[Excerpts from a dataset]

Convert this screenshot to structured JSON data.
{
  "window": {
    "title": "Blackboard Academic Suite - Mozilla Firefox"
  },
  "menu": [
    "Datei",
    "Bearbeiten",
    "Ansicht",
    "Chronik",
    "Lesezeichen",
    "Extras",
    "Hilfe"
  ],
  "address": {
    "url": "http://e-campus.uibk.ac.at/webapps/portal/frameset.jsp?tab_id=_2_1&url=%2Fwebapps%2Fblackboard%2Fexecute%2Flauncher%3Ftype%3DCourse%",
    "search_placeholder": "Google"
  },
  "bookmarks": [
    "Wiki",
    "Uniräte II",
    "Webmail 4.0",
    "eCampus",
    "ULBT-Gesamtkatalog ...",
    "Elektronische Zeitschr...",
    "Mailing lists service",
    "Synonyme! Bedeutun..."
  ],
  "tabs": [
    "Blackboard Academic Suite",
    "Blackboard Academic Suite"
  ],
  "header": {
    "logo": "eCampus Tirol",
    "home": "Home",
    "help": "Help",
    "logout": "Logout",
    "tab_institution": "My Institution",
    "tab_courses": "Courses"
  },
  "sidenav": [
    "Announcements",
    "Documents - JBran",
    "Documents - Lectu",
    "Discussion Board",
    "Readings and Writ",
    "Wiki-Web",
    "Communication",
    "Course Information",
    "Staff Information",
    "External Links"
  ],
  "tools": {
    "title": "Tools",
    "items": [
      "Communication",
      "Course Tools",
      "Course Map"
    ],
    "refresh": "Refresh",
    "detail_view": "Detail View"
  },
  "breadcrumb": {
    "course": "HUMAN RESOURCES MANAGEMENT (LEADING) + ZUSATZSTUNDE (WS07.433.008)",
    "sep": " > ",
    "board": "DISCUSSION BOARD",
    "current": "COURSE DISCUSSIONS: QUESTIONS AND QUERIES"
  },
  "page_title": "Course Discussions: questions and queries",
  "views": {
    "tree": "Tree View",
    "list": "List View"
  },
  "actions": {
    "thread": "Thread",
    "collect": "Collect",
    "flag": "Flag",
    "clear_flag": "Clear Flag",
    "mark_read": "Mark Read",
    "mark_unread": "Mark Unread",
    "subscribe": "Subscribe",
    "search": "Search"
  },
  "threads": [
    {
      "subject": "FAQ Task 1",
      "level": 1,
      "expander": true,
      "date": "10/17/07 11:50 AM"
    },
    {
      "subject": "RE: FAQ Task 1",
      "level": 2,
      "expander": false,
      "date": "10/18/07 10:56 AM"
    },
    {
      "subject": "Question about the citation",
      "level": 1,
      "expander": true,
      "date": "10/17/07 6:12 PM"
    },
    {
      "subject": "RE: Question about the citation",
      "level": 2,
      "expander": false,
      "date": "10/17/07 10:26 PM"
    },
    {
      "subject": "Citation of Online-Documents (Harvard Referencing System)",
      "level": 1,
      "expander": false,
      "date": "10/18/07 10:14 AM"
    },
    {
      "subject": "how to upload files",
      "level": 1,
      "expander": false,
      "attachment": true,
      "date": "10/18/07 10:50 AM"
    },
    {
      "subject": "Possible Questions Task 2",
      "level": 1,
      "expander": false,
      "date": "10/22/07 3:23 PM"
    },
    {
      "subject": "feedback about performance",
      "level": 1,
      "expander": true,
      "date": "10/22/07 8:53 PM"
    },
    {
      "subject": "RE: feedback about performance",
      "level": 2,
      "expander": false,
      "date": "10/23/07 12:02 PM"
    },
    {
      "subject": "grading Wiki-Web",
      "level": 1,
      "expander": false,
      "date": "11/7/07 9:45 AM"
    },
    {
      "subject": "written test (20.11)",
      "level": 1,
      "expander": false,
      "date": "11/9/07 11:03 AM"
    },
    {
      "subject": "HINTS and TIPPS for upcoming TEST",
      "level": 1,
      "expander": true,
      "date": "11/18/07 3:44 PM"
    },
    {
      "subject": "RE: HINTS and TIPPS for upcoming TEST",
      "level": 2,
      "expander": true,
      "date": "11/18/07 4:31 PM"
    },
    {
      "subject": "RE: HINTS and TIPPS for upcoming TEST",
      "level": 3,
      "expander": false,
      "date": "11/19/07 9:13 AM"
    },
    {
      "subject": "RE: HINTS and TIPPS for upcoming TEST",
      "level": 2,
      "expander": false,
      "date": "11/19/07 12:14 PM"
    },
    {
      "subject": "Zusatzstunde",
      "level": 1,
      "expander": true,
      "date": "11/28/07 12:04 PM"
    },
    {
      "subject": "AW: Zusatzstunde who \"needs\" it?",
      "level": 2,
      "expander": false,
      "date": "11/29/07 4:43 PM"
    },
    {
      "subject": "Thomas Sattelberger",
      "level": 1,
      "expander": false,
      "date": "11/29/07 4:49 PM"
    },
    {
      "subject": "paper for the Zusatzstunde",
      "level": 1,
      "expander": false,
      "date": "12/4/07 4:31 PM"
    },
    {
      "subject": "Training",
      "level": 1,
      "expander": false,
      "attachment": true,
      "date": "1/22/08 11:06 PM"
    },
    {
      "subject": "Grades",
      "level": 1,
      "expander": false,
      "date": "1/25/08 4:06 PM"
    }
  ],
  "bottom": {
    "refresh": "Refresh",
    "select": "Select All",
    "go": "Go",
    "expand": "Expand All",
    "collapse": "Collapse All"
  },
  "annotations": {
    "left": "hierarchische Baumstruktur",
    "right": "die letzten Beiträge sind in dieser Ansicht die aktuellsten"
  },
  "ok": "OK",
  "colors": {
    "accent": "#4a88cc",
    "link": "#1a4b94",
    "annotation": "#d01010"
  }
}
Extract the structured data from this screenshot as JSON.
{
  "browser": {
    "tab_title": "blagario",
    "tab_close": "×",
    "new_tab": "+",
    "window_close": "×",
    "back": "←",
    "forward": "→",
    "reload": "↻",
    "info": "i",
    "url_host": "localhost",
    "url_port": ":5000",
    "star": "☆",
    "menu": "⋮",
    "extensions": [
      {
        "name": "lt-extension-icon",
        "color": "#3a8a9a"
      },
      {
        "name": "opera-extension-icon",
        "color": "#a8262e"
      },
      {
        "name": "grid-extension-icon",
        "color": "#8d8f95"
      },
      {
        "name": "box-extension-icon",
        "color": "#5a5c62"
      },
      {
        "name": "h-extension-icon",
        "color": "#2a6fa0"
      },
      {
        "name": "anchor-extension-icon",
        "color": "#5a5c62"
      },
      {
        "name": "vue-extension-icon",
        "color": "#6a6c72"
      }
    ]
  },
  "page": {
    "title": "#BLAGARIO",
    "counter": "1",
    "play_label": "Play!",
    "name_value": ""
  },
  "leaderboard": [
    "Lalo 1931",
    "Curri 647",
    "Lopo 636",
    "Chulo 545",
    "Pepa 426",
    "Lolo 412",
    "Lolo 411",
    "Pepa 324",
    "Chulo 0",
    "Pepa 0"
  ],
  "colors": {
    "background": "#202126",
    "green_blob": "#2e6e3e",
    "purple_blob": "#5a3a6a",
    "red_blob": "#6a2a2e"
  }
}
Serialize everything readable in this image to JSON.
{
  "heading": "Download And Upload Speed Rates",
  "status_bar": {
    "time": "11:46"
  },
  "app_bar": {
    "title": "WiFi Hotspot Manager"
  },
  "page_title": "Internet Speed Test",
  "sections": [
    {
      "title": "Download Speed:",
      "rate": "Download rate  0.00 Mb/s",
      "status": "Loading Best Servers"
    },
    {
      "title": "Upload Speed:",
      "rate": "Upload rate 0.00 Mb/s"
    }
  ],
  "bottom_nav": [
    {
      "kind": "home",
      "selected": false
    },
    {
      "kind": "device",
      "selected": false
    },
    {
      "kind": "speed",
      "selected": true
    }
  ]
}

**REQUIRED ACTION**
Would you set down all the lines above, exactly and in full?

**FINAL ANSWER**
Convert this screenshot to structured JSON data.
{
  "window": {
    "title": "Blackboard Academic Suite - Mozilla Firefox"
  },
  "menu": [
    "Datei",
    "Bearbeiten",
    "Ansicht",
    "Chronik",
    "Lesezeichen",
    "Extras",
    "Hilfe"
  ],
  "address": {
    "url": "http://e-campus.uibk.ac.at/webapps/portal/frameset.jsp?tab_id=_2_1&url=%2Fwebapps%2Fblackboard%2Fexecute%2Flauncher%3Ftype%3DCourse%",
    "search_placeholder": "Google"
  },
  "bookmarks": [
    "Wiki",
    "Uniräte II",
    "Webmail 4.0",
    "eCampus",
    "ULBT-Gesamtkatalog ...",
    "Elektronische Zeitschr...",
    "Mailing lists service",
    "Synonyme! Bedeutun..."
  ],
  "tabs": [
    "Blackboard Academic Suite",
    "Blackboard Academic Suite"
  ],
  "header": {
    "logo": "eCampus Tirol",
    "home": "Home",
    "help": "Help",
    "logout": "Logout",
    "tab_institution": "My Institution",
    "tab_courses": "Courses"
  },
  "sidenav": [
    "Announcements",
    "Documents - JBran",
    "Documents - Lectu",
    "Discussion Board",
    "Readings and Writ",
    "Wiki-Web",
    "Communication",
    "Course Information",
    "Staff Information",
    "External Links"
  ],
  "tools": {
    "title": "Tools",
    "items": [
      "Communication",
      "Course Tools",
      "Course Map"
    ],
    "refresh": "Refresh",
    "detail_view": "Detail View"
  },
  "breadcrumb": {
    "course": "HUMAN RESOURCES MANAGEMENT (LEADING) + ZUSATZSTUNDE (WS07.433.008)",
    "sep": " > ",
    "board": "DISCUSSION BOARD",
    "current": "COURSE DISCUSSIONS: QUESTIONS AND QUERIES"
  },
  "page_title": "Course Discussions: questions and queries",
  "views": {
    "tree": "Tree View",
    "list": "List View"
  },
  "actions": {
    "thread": "Thread",
    "collect": "Collect",
    "flag": "Flag",
    "clear_flag": "Clear Flag",
    "mark_read": "Mark Read",
    "mark_unread": "Mark Unread",
    "subscribe": "Subscribe",
    "search": "Search"
  },
  "threads": [
    {
      "subject": "FAQ Task 1",
      "level": 1,
      "expander": true,
      "date": "10/17/07 11:50 AM"
    },
    {
      "subject": "RE: FAQ Task 1",
      "level": 2,
      "expander": false,
      "date": "10/18/07 10:56 AM"
    },
    {
      "subject": "Question about the citation",
      "level": 1,
      "expander": true,
      "date": "10/17/07 6:12 PM"
    },
    {
      "subject": "RE: Question about the citation",
      "level": 2,
      "expander": false,
      "date": "10/17/07 10:26 PM"
    },
    {
      "subject": "Citation of Online-Documents (Harvard Referencing System)",
      "level": 1,
      "expander": false,
      "date": "10/18/07 10:14 AM"
    },
    {
      "subject": "how to upload files",
      "level": 1,
      "expander": false,
      "attachment": true,
      "date": "10/18/07 10:50 AM"
    },
    {
      "subject": "Possible Questions Task 2",
      "level": 1,
      "expander": false,
      "date": "10/22/07 3:23 PM"
    },
    {
      "subject": "feedback about performance",
      "level": 1,
      "expander": true,
      "date": "10/22/07 8:53 PM"
    },
    {
      "subject": "RE: feedback about performance",
      "level": 2,
      "expander": false,
      "date": "10/23/07 12:02 PM"
    },
    {
      "subject": "grading Wiki-Web",
      "level": 1,
      "expander": false,
      "date": "11/7/07 9:45 AM"
    },
    {
      "subject": "written test (20.11)",
      "level": 1,
      "expander": false,
      "date": "11/9/07 11:03 AM"
    },
    {
      "subject": "HINTS and TIPPS for upcoming TEST",
      "level": 1,
      "expander": true,
      "date": "11/18/07 3:44 PM"
    },
    {
      "subject": "RE: HINTS and TIPPS for upcoming TEST",
      "level": 2,
      "expander": true,
      "date": "11/18/07 4:31 PM"
    },
    {
      "subject": "RE: HINTS and TIPPS for upcoming TEST",
      "level": 3,
      "expander": false,
      "date": "11/19/07 9:13 AM"
    },
    {
      "subject": "RE: HINTS and TIPPS for upcoming TEST",
      "level": 2,
      "expander": false,
      "date": "11/19/07 12:14 PM"
    },
    {
      "subject": "Zusatzstunde",
      "level": 1,
      "expander": true,
      "date": "11/28/07 12:04 PM"
    },
    {
      "subject": "AW: Zusatzstunde who \"needs\" it?",
      "level": 2,
      "expander": false,
      "date": "11/29/07 4:43 PM"
    },
    {
      "subject": "Thomas Sattelberger",
      "level": 1,
      "expander": false,
      "date": "11/29/07 4:49 PM"
    },
    {
      "subject": "paper for the Zusatzstunde",
      "level": 1,
      "expander": false,
      "date": "12/4/07 4:31 PM"
    },
    {
      "subject": "Training",
      "level": 1,
      "expander": false,
      "attachment": true,
      "date": "1/22/08 11:06 PM"
    },
    {
      "subject": "Grades",
      "level": 1,
      "expander": false,
      "date": "1/25/08 4:06 PM"
    }
  ],
  "bottom": {
    "refresh": "Refresh",
    "select": "Select All",
    "go": "Go",
    "expand": "Expand All",
    "collapse": "Collapse All"
  },
  "annotations": {
    "left": "hierarchische Baumstruktur",
    "right": "die letzten Beiträge sind in dieser Ansicht die aktuellsten"
  },
  "ok": "OK",
  "colors": {
    "accent": "#4a88cc",
    "link": "#1a4b94",
    "annotation": "#d01010"
  }
}
Extract the structured data from this screenshot as JSON.
{
  "browser": {
    "tab_title": "blagario",
    "tab_close": "×",
    "new_tab": "+",
    "window_close": "×",
    "back": "←",
    "forward": "→",
    "reload": "↻",
    "info": "i",
    "url_host": "localhost",
    "url_port": ":5000",
    "star": "☆",
    "menu": "⋮",
    "extensions": [
      {
        "name": "lt-extension-icon",
        "color": "#3a8a9a"
      },
      {
        "name": "opera-extension-icon",
        "color": "#a8262e"
      },
      {
        "name": "grid-extension-icon",
        "color": "#8d8f95"
      },
      {
        "name": "box-extension-icon",
        "color": "#5a5c62"
      },
      {
        "name": "h-extension-icon",
        "color": "#2a6fa0"
      },
      {
        "name": "anchor-extension-icon",
        "color": "#5a5c62"
      },
      {
        "name": "vue-extension-icon",
        "color": "#6a6c72"
      }
    ]
  },
  "page": {
    "title": "#BLAGARIO",
    "counter": "1",
    "play_label": "Play!",
    "name_value": ""
  },
  "leaderboard": [
    "Lalo 1931",
    "Curri 647",
    "Lopo 636",
    "Chulo 545",
    "Pepa 426",
    "Lolo 412",
    "Lolo 411",
    "Pepa 324",
    "Chulo 0",
    "Pepa 0"
  ],
  "colors": {
    "background": "#202126",
    "green_blob": "#2e6e3e",
    "purple_blob": "#5a3a6a",
    "red_blob": "#6a2a2e"
  }
}
Serialize everything readable in this image to JSON.
{
  "heading": "Download And Upload Speed Rates",
  "status_bar": {
    "time": "11:46"
  },
  "app_bar": {
    "title": "WiFi Hotspot Manager"
  },
  "page_title": "Internet Speed Test",
  "sections": [
    {
      "title": "Download Speed:",
      "rate": "Download rate  0.00 Mb/s",
      "status": "Loading Best Servers"
    },
    {
      "title": "Upload Speed:",
      "rate": "Upload rate 0.00 Mb/s"
    }
  ],
  "bottom_nav": [
    {
      "kind": "home",
      "selected": false
    },
    {
      "kind": "device",
      "selected": false
    },
    {
      "kind": "speed",
      "selected": true
    }
  ]
}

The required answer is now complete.